URL myurl = this.getClass().getResource("/SummaryReport.rptdesign");
			File file = new File(myurl.getFile());
			System.out.println("Name=" + file.getAbsolutePath());

The above code seems to get the resource. But I guess I am going about creating a file connected to that resource wrong? Because I cannot subsequently open a FileReader connected to that file. . I am assuming this is because the File is not set up correctly. I'm pretty tired right now, but I followed this pretty far including searches on daniweb etc, and am not getting anywhere so I'd appreciate any help.

>>But I guess I am going about creating a file connected to that resource wrong? Nope.
Instances of File class may or may not denote an actual file-system object such as a file or a directory.

The associated errors would help. Also, provide the full path to the "root" directory of the classpath item that the class making the call resides in, and the full path to the actual file.

Also, check the access rights of the user to the file, and the directory it's in. And I hope that this "file" is not in a jarfile, right?

No, it is not in a jar file. And yes, I have all the needed permissions, and no permissions are denied, I just checked under the file's Properties. I'm trying to make it so that when this application is distributed the file can be located.

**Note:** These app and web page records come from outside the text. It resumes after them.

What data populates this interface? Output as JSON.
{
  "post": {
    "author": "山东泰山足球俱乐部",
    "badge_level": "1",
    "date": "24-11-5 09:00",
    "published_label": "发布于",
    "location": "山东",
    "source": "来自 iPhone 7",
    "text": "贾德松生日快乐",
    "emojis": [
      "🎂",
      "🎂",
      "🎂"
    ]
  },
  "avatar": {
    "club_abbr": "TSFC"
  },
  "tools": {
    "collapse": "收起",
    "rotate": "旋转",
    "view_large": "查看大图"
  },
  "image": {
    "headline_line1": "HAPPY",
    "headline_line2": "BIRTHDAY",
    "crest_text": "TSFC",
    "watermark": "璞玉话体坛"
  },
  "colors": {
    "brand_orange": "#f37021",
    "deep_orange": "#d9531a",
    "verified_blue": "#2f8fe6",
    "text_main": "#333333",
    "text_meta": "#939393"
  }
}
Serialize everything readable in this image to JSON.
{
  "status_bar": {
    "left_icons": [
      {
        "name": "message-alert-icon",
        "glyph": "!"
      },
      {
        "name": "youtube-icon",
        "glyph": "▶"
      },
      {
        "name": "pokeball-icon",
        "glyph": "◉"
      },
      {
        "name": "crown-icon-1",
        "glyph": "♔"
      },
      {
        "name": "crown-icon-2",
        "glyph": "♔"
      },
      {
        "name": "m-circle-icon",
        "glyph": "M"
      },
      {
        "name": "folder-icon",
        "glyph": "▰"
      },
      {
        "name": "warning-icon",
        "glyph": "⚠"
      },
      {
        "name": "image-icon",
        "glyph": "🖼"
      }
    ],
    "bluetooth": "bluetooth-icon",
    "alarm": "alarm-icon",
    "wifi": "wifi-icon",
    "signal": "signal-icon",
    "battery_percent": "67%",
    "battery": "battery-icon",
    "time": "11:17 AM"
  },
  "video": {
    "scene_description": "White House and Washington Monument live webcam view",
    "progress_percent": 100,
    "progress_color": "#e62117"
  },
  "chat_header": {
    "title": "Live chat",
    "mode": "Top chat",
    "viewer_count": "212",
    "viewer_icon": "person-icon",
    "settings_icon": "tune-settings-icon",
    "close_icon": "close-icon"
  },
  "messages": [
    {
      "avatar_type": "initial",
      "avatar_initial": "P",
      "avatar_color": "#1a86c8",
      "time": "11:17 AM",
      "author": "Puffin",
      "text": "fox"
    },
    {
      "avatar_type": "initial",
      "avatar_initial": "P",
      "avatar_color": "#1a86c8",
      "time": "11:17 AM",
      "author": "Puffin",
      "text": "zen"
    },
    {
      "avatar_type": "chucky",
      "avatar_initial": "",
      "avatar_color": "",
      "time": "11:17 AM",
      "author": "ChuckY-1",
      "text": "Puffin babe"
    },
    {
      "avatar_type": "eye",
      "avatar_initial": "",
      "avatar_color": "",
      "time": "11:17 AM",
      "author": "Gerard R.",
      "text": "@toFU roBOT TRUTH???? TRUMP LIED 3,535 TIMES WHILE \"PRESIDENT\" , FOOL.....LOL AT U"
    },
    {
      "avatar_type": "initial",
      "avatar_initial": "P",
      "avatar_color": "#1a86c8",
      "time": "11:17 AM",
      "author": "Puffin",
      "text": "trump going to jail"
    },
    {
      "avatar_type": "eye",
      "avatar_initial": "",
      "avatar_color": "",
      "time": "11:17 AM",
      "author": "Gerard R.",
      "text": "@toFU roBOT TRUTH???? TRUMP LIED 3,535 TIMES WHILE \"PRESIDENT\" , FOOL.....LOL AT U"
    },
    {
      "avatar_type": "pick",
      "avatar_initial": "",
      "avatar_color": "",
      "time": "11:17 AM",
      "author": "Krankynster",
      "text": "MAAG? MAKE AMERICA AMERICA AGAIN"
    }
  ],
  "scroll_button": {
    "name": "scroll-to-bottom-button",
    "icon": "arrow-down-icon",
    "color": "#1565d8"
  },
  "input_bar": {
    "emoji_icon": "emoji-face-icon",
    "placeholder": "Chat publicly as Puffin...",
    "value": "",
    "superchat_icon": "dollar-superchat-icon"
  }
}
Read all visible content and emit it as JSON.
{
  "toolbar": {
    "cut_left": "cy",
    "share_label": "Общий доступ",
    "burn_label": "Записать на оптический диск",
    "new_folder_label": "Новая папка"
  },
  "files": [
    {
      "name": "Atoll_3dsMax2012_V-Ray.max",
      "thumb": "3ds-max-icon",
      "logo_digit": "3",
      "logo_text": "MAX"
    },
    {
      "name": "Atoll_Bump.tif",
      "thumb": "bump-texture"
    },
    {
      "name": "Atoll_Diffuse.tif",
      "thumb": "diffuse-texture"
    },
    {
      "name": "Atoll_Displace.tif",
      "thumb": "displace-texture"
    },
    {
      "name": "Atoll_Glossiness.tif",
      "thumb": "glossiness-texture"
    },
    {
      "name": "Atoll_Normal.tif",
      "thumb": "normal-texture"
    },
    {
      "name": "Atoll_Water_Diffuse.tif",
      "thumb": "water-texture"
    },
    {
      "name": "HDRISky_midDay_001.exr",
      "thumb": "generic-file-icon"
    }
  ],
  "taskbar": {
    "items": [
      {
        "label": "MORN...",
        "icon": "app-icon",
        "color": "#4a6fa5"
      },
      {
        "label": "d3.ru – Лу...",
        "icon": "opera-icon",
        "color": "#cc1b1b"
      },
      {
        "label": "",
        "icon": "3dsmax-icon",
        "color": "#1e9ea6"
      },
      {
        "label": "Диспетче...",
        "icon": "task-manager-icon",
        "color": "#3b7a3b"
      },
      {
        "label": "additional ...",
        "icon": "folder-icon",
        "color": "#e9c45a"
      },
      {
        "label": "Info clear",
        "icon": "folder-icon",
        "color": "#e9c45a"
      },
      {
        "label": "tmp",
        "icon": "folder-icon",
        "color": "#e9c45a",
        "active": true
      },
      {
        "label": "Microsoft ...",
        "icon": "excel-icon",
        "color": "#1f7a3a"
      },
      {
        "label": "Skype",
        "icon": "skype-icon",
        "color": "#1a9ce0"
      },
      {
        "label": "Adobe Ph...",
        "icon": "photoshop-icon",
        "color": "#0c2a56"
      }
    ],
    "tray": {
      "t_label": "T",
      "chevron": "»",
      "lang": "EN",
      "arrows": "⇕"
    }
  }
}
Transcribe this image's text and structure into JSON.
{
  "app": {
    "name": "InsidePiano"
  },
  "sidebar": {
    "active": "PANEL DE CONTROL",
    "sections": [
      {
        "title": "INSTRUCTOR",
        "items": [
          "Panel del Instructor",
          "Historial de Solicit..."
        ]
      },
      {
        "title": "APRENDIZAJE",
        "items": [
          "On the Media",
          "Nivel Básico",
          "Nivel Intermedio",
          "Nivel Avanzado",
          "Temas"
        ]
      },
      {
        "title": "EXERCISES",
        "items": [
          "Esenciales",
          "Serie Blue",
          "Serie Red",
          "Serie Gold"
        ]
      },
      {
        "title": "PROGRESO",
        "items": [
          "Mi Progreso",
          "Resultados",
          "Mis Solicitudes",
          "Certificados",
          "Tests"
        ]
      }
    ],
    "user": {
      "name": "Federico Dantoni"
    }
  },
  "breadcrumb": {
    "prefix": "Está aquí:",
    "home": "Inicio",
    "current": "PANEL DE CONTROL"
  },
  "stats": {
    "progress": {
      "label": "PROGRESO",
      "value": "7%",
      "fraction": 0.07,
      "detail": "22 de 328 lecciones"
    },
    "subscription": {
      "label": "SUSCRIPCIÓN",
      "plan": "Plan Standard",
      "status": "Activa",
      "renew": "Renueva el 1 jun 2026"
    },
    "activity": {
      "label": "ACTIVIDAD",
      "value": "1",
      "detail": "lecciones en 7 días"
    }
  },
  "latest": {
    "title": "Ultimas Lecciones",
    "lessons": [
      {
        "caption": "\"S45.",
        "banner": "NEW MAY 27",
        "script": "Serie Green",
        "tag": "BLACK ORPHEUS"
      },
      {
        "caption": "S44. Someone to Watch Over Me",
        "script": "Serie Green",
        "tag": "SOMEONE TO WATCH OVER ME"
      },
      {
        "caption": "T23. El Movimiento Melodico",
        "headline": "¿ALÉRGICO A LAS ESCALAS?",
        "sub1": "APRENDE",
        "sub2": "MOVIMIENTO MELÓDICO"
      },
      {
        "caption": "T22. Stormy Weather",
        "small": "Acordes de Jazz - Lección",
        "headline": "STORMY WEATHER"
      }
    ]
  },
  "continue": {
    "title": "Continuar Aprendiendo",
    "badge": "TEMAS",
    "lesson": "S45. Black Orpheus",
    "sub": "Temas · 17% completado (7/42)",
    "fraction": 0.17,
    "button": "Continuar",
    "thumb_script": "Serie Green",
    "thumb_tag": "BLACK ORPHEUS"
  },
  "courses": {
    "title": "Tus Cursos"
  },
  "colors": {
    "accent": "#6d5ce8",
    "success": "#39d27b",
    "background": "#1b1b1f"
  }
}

File path: C:\Documents and Settings\Kyle\workspace\First Build\SummaryReport.rptdesign

Java file location: C:\Documents and Settings\Kyle\workspace\First Build\src\first_build\BIRT\BirtCard.java

.class file location: C:\Documents and Settings\Kyle\workspace\First Build\bin\first_build\BIRT

URL myurl = this.getClass().getResource("SummaryReport.rptdesign");

java.lang.NullPointerException. The exception comes from the second line, myurl.getFile(), because myurl was previously set to null because getResource returned null.

And I'm looking into access rights.

getResource searches (unless you are doing clever stuff with class loaders) your classpath, so I'd try putting the data file alongside the class file (or specify its location as a path starting from the folder where the class file is) (modified as necessary if you have specified a package name).

.class and a file (SummaryReport.rptdesign) must be in a same folder.

No, they don't necessarily need to be in the same place, but it does need to be on the class path.

Say you have /classes on your classpath. And your class is my.package.MyClass. Then your class is located at /classes/my/package/MyClass.class. Assuming there are no other packages, then your file (named myfile) could be located in the following locations

/classes/myfile                          getResource("/myfile")
/classes/my/myfile                       getResource("/my/myfile")
/classes/my/package/myfile               getResource("/my/package/myfile")
/classes/my/package/some/sub/dir/myfile  getResource("/classes/my/package/some/sub/dir/myfile"
/classes/some/other/dir/myfile           getResource("/some/other/dir/myfile")
commented: Thanks +7

/classes/my/package/some/sub/dir/myfile  getResource("/classes/my/package/some/sub/dir/myfile"

Oops! Obviously that one should be

/classes/my/package/some/sub/dir/myfile  getResource("/my/package/some/sub/dir/myfile"

> Because I cannot subsequently open a FileReader connected to
> that file.

You might consider using getResourceAsStream() if all you want is to create a FileReader instance.